• TASK INSTRUCTIONS: Please output the data exactly, minus pictures.

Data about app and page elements

━━━━━━

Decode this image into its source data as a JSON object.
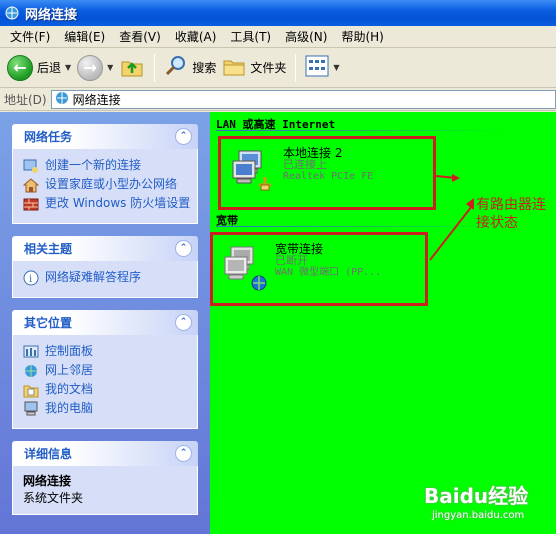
{
  "window": {
    "title": "网络连接"
  },
  "menu": [
    "文件(F)",
    "编辑(E)",
    "查看(V)",
    "收藏(A)",
    "工具(T)",
    "高级(N)",
    "帮助(H)"
  ],
  "toolbar": {
    "back": "后退",
    "search": "搜索",
    "folders": "文件夹"
  },
  "address": {
    "label": "地址(D)",
    "value": "网络连接"
  },
  "taskpane": {
    "network_tasks": {
      "title": "网络任务",
      "items": [
        "创建一个新的连接",
        "设置家庭或小型办公网络",
        "更改 Windows 防火墙设置"
      ]
    },
    "related": {
      "title": "相关主题",
      "items": [
        "网络疑难解答程序"
      ]
    },
    "other_places": {
      "title": "其它位置",
      "items": [
        "控制面板",
        "网上邻居",
        "我的文档",
        "我的电脑"
      ]
    },
    "details": {
      "title": "详细信息",
      "name": "网络连接",
      "type": "系统文件夹"
    }
  },
  "main": {
    "lan_group": "LAN 或高速 Internet",
    "broadband_group": "宽带",
    "lan_conn": {
      "name": "本地连接 2",
      "status": "已连接上",
      "device": "Realtek PCIe FE"
    },
    "wan_conn": {
      "name": "宽带连接",
      "status": "已断开",
      "device": "WAN 微型端口 (PP..."
    },
    "annotation": "有路由器连接状态"
  },
  "watermark": {
    "brand": "Baidu经验",
    "url": "jingyan.baidu.com"
  },
  "colors": {
    "main_bg": "#00ff00",
    "annotation": "#cc1f1f",
    "link": "#215dc6"
  }
}
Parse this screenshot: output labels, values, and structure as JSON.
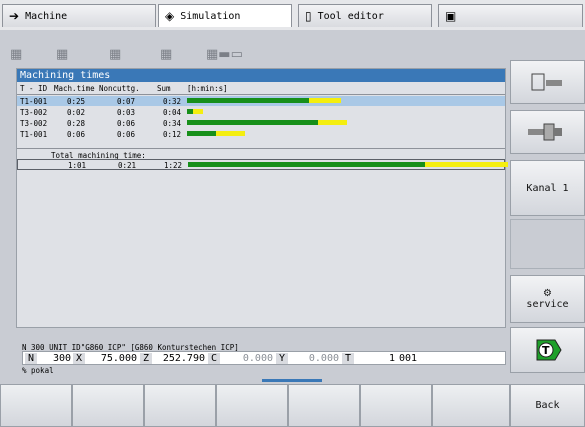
{
  "tabs": [
    {
      "label": "Machine",
      "icon": "arrow-right-icon"
    },
    {
      "label": "Simulation",
      "icon": "diamond-arrow-icon"
    },
    {
      "label": "Tool editor",
      "icon": "door-icon"
    },
    {
      "label": "",
      "icon": "save-icon"
    }
  ],
  "panel": {
    "title": "Machining times",
    "headers": {
      "tid": "T - ID",
      "mach": "Mach.time",
      "non": "Noncuttg.",
      "sum": "Sum",
      "unit": "[h:min:s]"
    },
    "rows": [
      {
        "tid": "T1-001",
        "mach": "0:25",
        "non": "0:07",
        "sum": "0:32",
        "green": 0.38,
        "yellow": 0.1,
        "selected": true
      },
      {
        "tid": "T3-002",
        "mach": "0:02",
        "non": "0:03",
        "sum": "0:04",
        "green": 0.02,
        "yellow": 0.03,
        "selected": false
      },
      {
        "tid": "T3-002",
        "mach": "0:28",
        "non": "0:06",
        "sum": "0:34",
        "green": 0.41,
        "yellow": 0.09,
        "selected": false
      },
      {
        "tid": "T1-001",
        "mach": "0:06",
        "non": "0:06",
        "sum": "0:12",
        "green": 0.09,
        "yellow": 0.09,
        "selected": false
      }
    ],
    "total_label": "Total machining time:",
    "total": {
      "mach": "1:01",
      "non": "0:21",
      "sum": "1:22",
      "green": 0.74,
      "yellow": 0.26
    }
  },
  "nc": {
    "line": "N 300 UNIT ID\"G860_ICP\" [G860 Konturstechen ICP]",
    "N": "300",
    "X": "75.000",
    "Z": "252.790",
    "C": "0.000",
    "Y": "0.000",
    "T": "1",
    "T2": "001",
    "labels": {
      "n": "N",
      "x": "X",
      "z": "Z",
      "c": "C",
      "y": "Y",
      "t": "T"
    },
    "comment": "% pokal"
  },
  "softkeys": {
    "kanal": "Kanal 1",
    "service": "service",
    "back": "Back"
  },
  "colors": {
    "title": "#3a78b7",
    "selected": "#a9c8e6",
    "green": "#178f1a",
    "yellow": "#f4ee10"
  }
}
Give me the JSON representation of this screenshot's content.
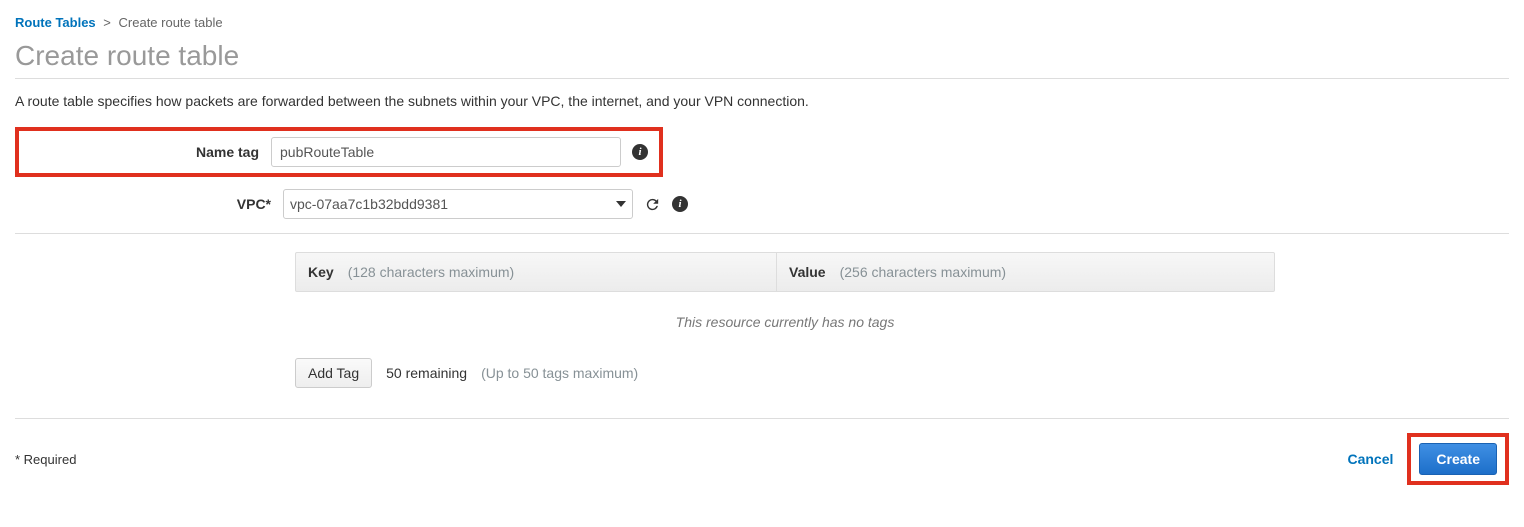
{
  "breadcrumb": {
    "parent": "Route Tables",
    "separator": ">",
    "current": "Create route table"
  },
  "page_title": "Create route table",
  "description": "A route table specifies how packets are forwarded between the subnets within your VPC, the internet, and your VPN connection.",
  "form": {
    "name_tag_label": "Name tag",
    "name_tag_value": "pubRouteTable",
    "vpc_label": "VPC*",
    "vpc_value": "vpc-07aa7c1b32bdd9381"
  },
  "tags": {
    "key_header": "Key",
    "key_hint": "(128 characters maximum)",
    "value_header": "Value",
    "value_hint": "(256 characters maximum)",
    "no_tags_text": "This resource currently has no tags",
    "add_tag_button": "Add Tag",
    "remaining_text": "50 remaining",
    "max_hint": "(Up to 50 tags maximum)"
  },
  "footer": {
    "required_note": "* Required",
    "cancel": "Cancel",
    "create": "Create"
  }
}
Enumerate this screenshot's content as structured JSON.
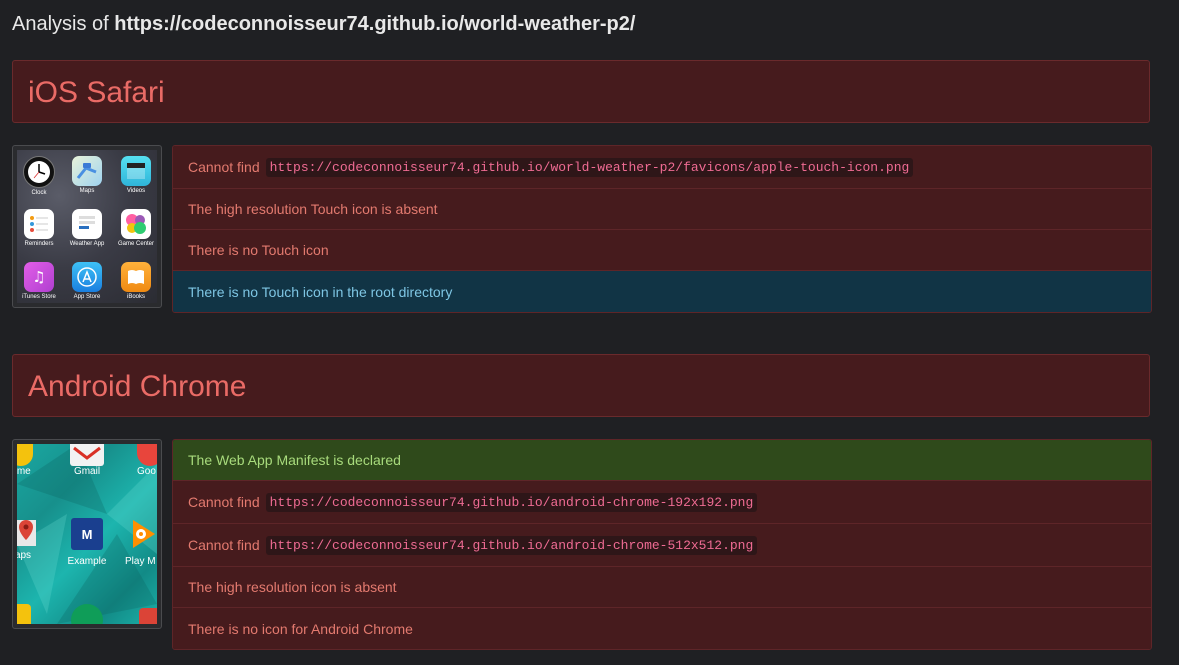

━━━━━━

• REPLY:
Decode this image into its source data as a JSON object.
{
  "window": {
    "title": "网络连接"
  },
  "menu": [
    "文件(F)",
    "编辑(E)",
    "查看(V)",
    "收藏(A)",
    "工具(T)",
    "高级(N)",
    "帮助(H)"
  ],
  "toolbar": {
    "back": "后退",
    "search": "搜索",
    "folders": "文件夹"
  },
  "address": {
    "label": "地址(D)",
    "value": "网络连接"
  },
  "taskpane": {
    "network_tasks": {
      "title": "网络任务",
      "items": [
        "创建一个新的连接",
        "设置家庭或小型办公网络",
        "更改 Windows 防火墙设置"
      ]
    },
    "related": {
      "title": "相关主题",
      "items": [
        "网络疑难解答程序"
      ]
    },
    "other_places": {
      "title": "其它位置",
      "items": [
        "控制面板",
        "网上邻居",
        "我的文档",
        "我的电脑"
      ]
    },
    "details": {
      "title": "详细信息",
      "name": "网络连接",
      "type": "系统文件夹"
    }
  },
  "main": {
    "lan_group": "LAN 或高速 Internet",
    "broadband_group": "宽带",
    "lan_conn": {
      "name": "本地连接 2",
      "status": "已连接上",
      "device": "Realtek PCIe FE"
    },
    "wan_conn": {
      "name": "宽带连接",
      "status": "已断开",
      "device": "WAN 微型端口 (PP..."
    },
    "annotation": "有路由器连接状态"
  },
  "watermark": {
    "brand": "Baidu经验",
    "url": "jingyan.baidu.com"
  },
  "colors": {
    "main_bg": "#00ff00",
    "annotation": "#cc1f1f",
    "link": "#215dc6"
  }
}
Parse this screenshot: output labels, values, and structure as JSON.
{
  "tabs": [
    {
      "label": "Machine",
      "icon": "arrow-right-icon"
    },
    {
      "label": "Simulation",
      "icon": "diamond-arrow-icon"
    },
    {
      "label": "Tool editor",
      "icon": "door-icon"
    },
    {
      "label": "",
      "icon": "save-icon"
    }
  ],
  "panel": {
    "title": "Machining times",
    "headers": {
      "tid": "T - ID",
      "mach": "Mach.time",
      "non": "Noncuttg.",
      "sum": "Sum",
      "unit": "[h:min:s]"
    },
    "rows": [
      {
        "tid": "T1-001",
        "mach": "0:25",
        "non": "0:07",
        "sum": "0:32",
        "green": 0.38,
        "yellow": 0.1,
        "selected": true
      },
      {
        "tid": "T3-002",
        "mach": "0:02",
        "non": "0:03",
        "sum": "0:04",
        "green": 0.02,
        "yellow": 0.03,
        "selected": false
      },
      {
        "tid": "T3-002",
        "mach": "0:28",
        "non": "0:06",
        "sum": "0:34",
        "green": 0.41,
        "yellow": 0.09,
        "selected": false
      },
      {
        "tid": "T1-001",
        "mach": "0:06",
        "non": "0:06",
        "sum": "0:12",
        "green": 0.09,
        "yellow": 0.09,
        "selected": false
      }
    ],
    "total_label": "Total machining time:",
    "total": {
      "mach": "1:01",
      "non": "0:21",
      "sum": "1:22",
      "green": 0.74,
      "yellow": 0.26
    }
  },
  "nc": {
    "line": "N 300 UNIT ID\"G860_ICP\" [G860 Konturstechen ICP]",
    "N": "300",
    "X": "75.000",
    "Z": "252.790",
    "C": "0.000",
    "Y": "0.000",
    "T": "1",
    "T2": "001",
    "labels": {
      "n": "N",
      "x": "X",
      "z": "Z",
      "c": "C",
      "y": "Y",
      "t": "T"
    },
    "comment": "% pokal"
  },
  "softkeys": {
    "kanal": "Kanal 1",
    "service": "service",
    "back": "Back"
  },
  "colors": {
    "title": "#3a78b7",
    "selected": "#a9c8e6",
    "green": "#178f1a",
    "yellow": "#f4ee10"
  }
}
Give me the JSON representation of this screenshot's content.
{
  "breadcrumb": {
    "parent": "Route Tables",
    "separator": ">",
    "current": "Create route table"
  },
  "page_title": "Create route table",
  "description": "A route table specifies how packets are forwarded between the subnets within your VPC, the internet, and your VPN connection.",
  "form": {
    "name_tag_label": "Name tag",
    "name_tag_value": "pubRouteTable",
    "vpc_label": "VPC*",
    "vpc_value": "vpc-07aa7c1b32bdd9381"
  },
  "tags": {
    "key_header": "Key",
    "key_hint": "(128 characters maximum)",
    "value_header": "Value",
    "value_hint": "(256 characters maximum)",
    "no_tags_text": "This resource currently has no tags",
    "add_tag_button": "Add Tag",
    "remaining_text": "50 remaining",
    "max_hint": "(Up to 50 tags maximum)"
  },
  "footer": {
    "required_note": "* Required",
    "cancel": "Cancel",
    "create": "Create"
  }
}
Enumerate this screenshot's content as structured JSON.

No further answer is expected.